====== Extracted information ======

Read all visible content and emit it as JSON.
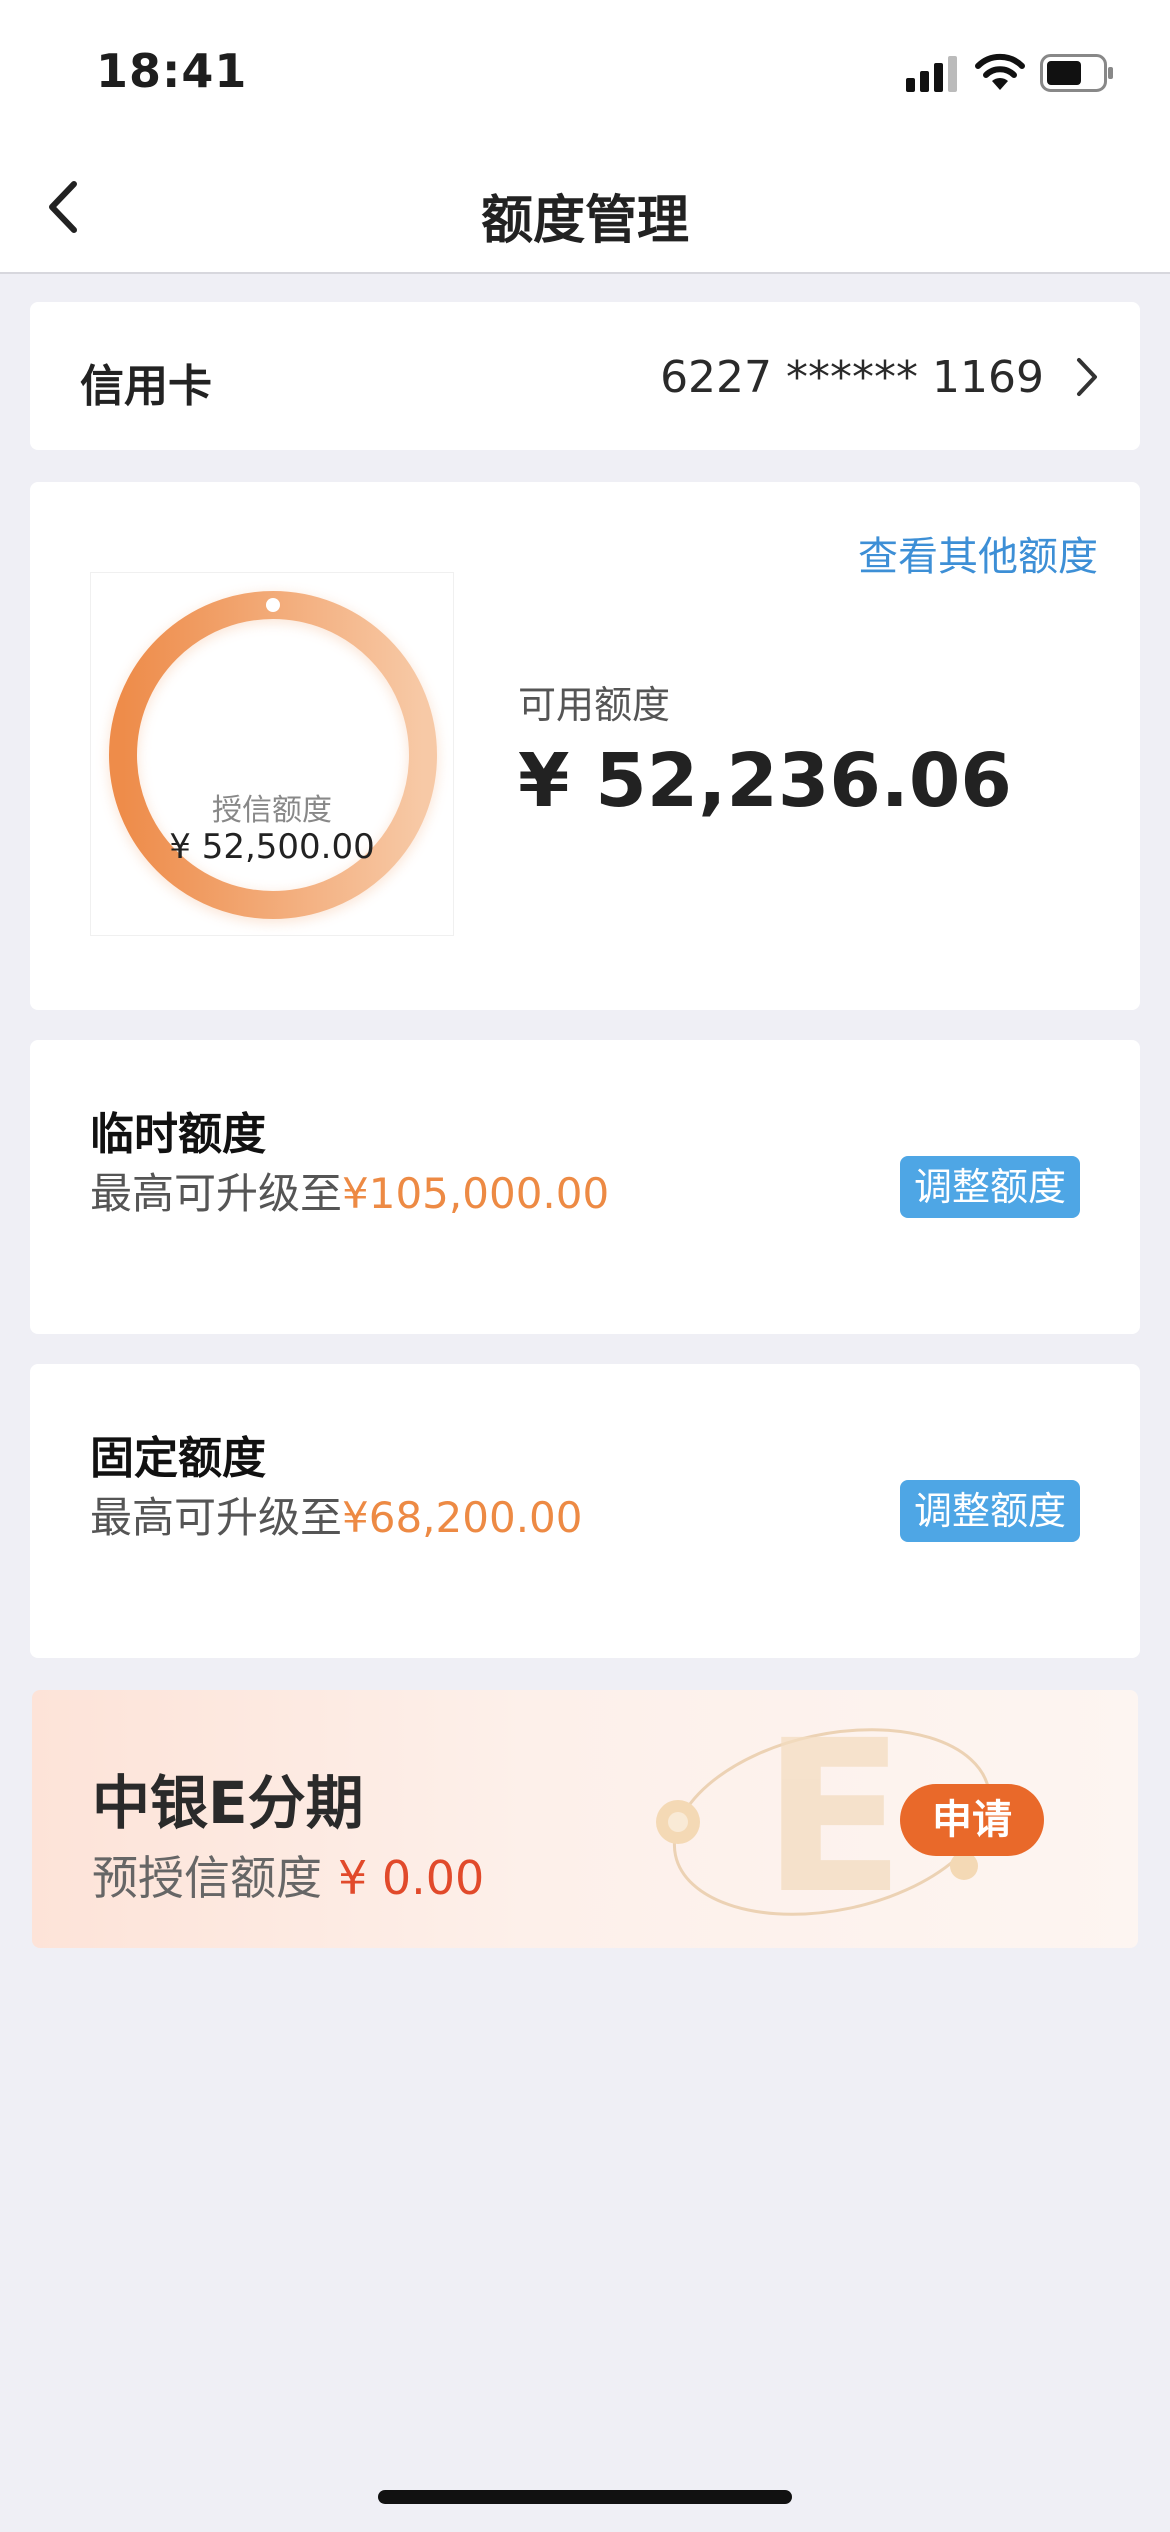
{
  "status_bar": {
    "time": "18:41",
    "icons": [
      "signal-icon",
      "wifi-icon",
      "battery-icon"
    ]
  },
  "nav": {
    "title": "额度管理",
    "back_icon": "chevron-left-icon"
  },
  "card_row": {
    "label": "信用卡",
    "number": "6227 ****** 1169",
    "chevron_icon": "chevron-right-icon"
  },
  "credit": {
    "view_other": "查看其他额度",
    "granted_label": "授信额度",
    "granted_value": "¥ 52,500.00",
    "available_label": "可用额度",
    "available_value": "¥ 52,236.06"
  },
  "temp_quota": {
    "title": "临时额度",
    "desc_prefix": "最高可升级至",
    "amount": "¥105,000.00",
    "button": "调整额度"
  },
  "fixed_quota": {
    "title": "固定额度",
    "desc_prefix": "最高可升级至",
    "amount": "¥68,200.00",
    "button": "调整额度"
  },
  "installment": {
    "title": "中银E分期",
    "desc_prefix": "预授信额度",
    "amount": "¥ 0.00",
    "button": "申请",
    "decoration_letter": "E"
  },
  "colors": {
    "accent_blue": "#4ea6e5",
    "link_blue": "#3d8fd6",
    "orange": "#ed8a44",
    "apply_orange": "#e9692a",
    "red": "#e14a2b"
  }
}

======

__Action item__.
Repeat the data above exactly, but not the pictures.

__Expected output__.
Read all visible content and emit it as JSON.
{
  "status_bar": {
    "time": "18:41",
    "icons": [
      "signal-icon",
      "wifi-icon",
      "battery-icon"
    ]
  },
  "nav": {
    "title": "额度管理",
    "back_icon": "chevron-left-icon"
  },
  "card_row": {
    "label": "信用卡",
    "number": "6227 ****** 1169",
    "chevron_icon": "chevron-right-icon"
  },
  "credit": {
    "view_other": "查看其他额度",
    "granted_label": "授信额度",
    "granted_value": "¥ 52,500.00",
    "available_label": "可用额度",
    "available_value": "¥ 52,236.06"
  },
  "temp_quota": {
    "title": "临时额度",
    "desc_prefix": "最高可升级至",
    "amount": "¥105,000.00",
    "button": "调整额度"
  },
  "fixed_quota": {
    "title": "固定额度",
    "desc_prefix": "最高可升级至",
    "amount": "¥68,200.00",
    "button": "调整额度"
  },
  "installment": {
    "title": "中银E分期",
    "desc_prefix": "预授信额度",
    "amount": "¥ 0.00",
    "button": "申请",
    "decoration_letter": "E"
  },
  "colors": {
    "accent_blue": "#4ea6e5",
    "link_blue": "#3d8fd6",
    "orange": "#ed8a44",
    "apply_orange": "#e9692a",
    "red": "#e14a2b"
  }
}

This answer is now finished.